(Component data from apps and pages)
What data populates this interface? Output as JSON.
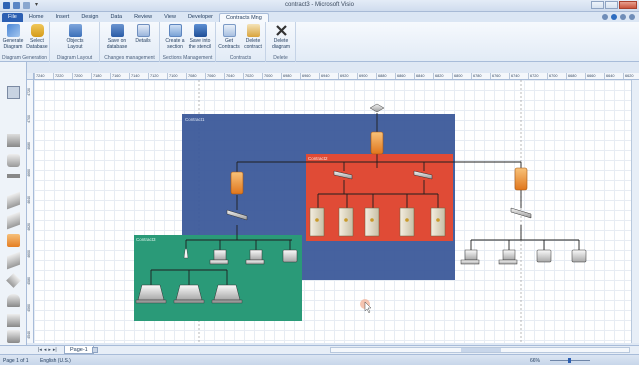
{
  "window": {
    "title": "contract3 - Microsoft Visio"
  },
  "tabs": [
    {
      "label": "File"
    },
    {
      "label": "Home"
    },
    {
      "label": "Insert"
    },
    {
      "label": "Design"
    },
    {
      "label": "Data"
    },
    {
      "label": "Review"
    },
    {
      "label": "View"
    },
    {
      "label": "Developer"
    },
    {
      "label": "Contracts Mng"
    }
  ],
  "ribbon": {
    "groups": [
      {
        "label": "Diagram Generation",
        "buttons": [
          {
            "label": "Generate Diagram",
            "icon": "generate-icon"
          },
          {
            "label": "Select Database",
            "icon": "database-icon"
          }
        ]
      },
      {
        "label": "Diagram Layout",
        "buttons": [
          {
            "label": "Objects Layout",
            "icon": "layout-icon"
          }
        ]
      },
      {
        "label": "Changes management",
        "buttons": [
          {
            "label": "Save on database",
            "icon": "save-db-icon"
          },
          {
            "label": "Details",
            "icon": "details-icon"
          }
        ]
      },
      {
        "label": "Sections Management",
        "buttons": [
          {
            "label": "Create a section",
            "icon": "section-icon"
          },
          {
            "label": "Save into the stencil",
            "icon": "stencil-icon"
          }
        ]
      },
      {
        "label": "Contracts",
        "buttons": [
          {
            "label": "Get Contracts",
            "icon": "get-contracts-icon"
          },
          {
            "label": "Delete contract",
            "icon": "delete-contract-icon"
          }
        ]
      },
      {
        "label": "Delete",
        "buttons": [
          {
            "label": "Delete diagram",
            "icon": "delete-diagram-icon"
          }
        ]
      }
    ]
  },
  "ruler": {
    "ticks": [
      "7240",
      "7220",
      "7200",
      "7180",
      "7160",
      "7140",
      "7120",
      "7100",
      "7080",
      "7060",
      "7040",
      "7020",
      "7000",
      "6980",
      "6960",
      "6940",
      "6920",
      "6900",
      "6880",
      "6860",
      "6840",
      "6820",
      "6800",
      "6780",
      "6760",
      "6740",
      "6720",
      "6700",
      "6680",
      "6660",
      "6640",
      "6620"
    ]
  },
  "vruler": {
    "ticks": [
      "4720",
      "4700",
      "4680",
      "4660",
      "4640",
      "4620",
      "4600",
      "4580",
      "4560",
      "4540"
    ]
  },
  "containers": [
    {
      "label": "Contract1",
      "color": "#3c5a9a"
    },
    {
      "label": "Contract2",
      "color": "#e04b36"
    },
    {
      "label": "Contract3",
      "color": "#2a9a78"
    }
  ],
  "pages": {
    "tab_label": "Page-1"
  },
  "status": {
    "page": "Page 1 of 1",
    "language": "English (U.S.)",
    "zoom": "66%"
  }
}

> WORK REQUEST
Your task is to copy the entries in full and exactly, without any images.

> RESPONSE AREA
What data populates this interface? Output as JSON.
{
  "window": {
    "title": "contract3 - Microsoft Visio"
  },
  "tabs": [
    {
      "label": "File"
    },
    {
      "label": "Home"
    },
    {
      "label": "Insert"
    },
    {
      "label": "Design"
    },
    {
      "label": "Data"
    },
    {
      "label": "Review"
    },
    {
      "label": "View"
    },
    {
      "label": "Developer"
    },
    {
      "label": "Contracts Mng"
    }
  ],
  "ribbon": {
    "groups": [
      {
        "label": "Diagram Generation",
        "buttons": [
          {
            "label": "Generate Diagram",
            "icon": "generate-icon"
          },
          {
            "label": "Select Database",
            "icon": "database-icon"
          }
        ]
      },
      {
        "label": "Diagram Layout",
        "buttons": [
          {
            "label": "Objects Layout",
            "icon": "layout-icon"
          }
        ]
      },
      {
        "label": "Changes management",
        "buttons": [
          {
            "label": "Save on database",
            "icon": "save-db-icon"
          },
          {
            "label": "Details",
            "icon": "details-icon"
          }
        ]
      },
      {
        "label": "Sections Management",
        "buttons": [
          {
            "label": "Create a section",
            "icon": "section-icon"
          },
          {
            "label": "Save into the stencil",
            "icon": "stencil-icon"
          }
        ]
      },
      {
        "label": "Contracts",
        "buttons": [
          {
            "label": "Get Contracts",
            "icon": "get-contracts-icon"
          },
          {
            "label": "Delete contract",
            "icon": "delete-contract-icon"
          }
        ]
      },
      {
        "label": "Delete",
        "buttons": [
          {
            "label": "Delete diagram",
            "icon": "delete-diagram-icon"
          }
        ]
      }
    ]
  },
  "ruler": {
    "ticks": [
      "7240",
      "7220",
      "7200",
      "7180",
      "7160",
      "7140",
      "7120",
      "7100",
      "7080",
      "7060",
      "7040",
      "7020",
      "7000",
      "6980",
      "6960",
      "6940",
      "6920",
      "6900",
      "6880",
      "6860",
      "6840",
      "6820",
      "6800",
      "6780",
      "6760",
      "6740",
      "6720",
      "6700",
      "6680",
      "6660",
      "6640",
      "6620"
    ]
  },
  "vruler": {
    "ticks": [
      "4720",
      "4700",
      "4680",
      "4660",
      "4640",
      "4620",
      "4600",
      "4580",
      "4560",
      "4540"
    ]
  },
  "containers": [
    {
      "label": "Contract1",
      "color": "#3c5a9a"
    },
    {
      "label": "Contract2",
      "color": "#e04b36"
    },
    {
      "label": "Contract3",
      "color": "#2a9a78"
    }
  ],
  "pages": {
    "tab_label": "Page-1"
  },
  "status": {
    "page": "Page 1 of 1",
    "language": "English (U.S.)",
    "zoom": "66%"
  }
}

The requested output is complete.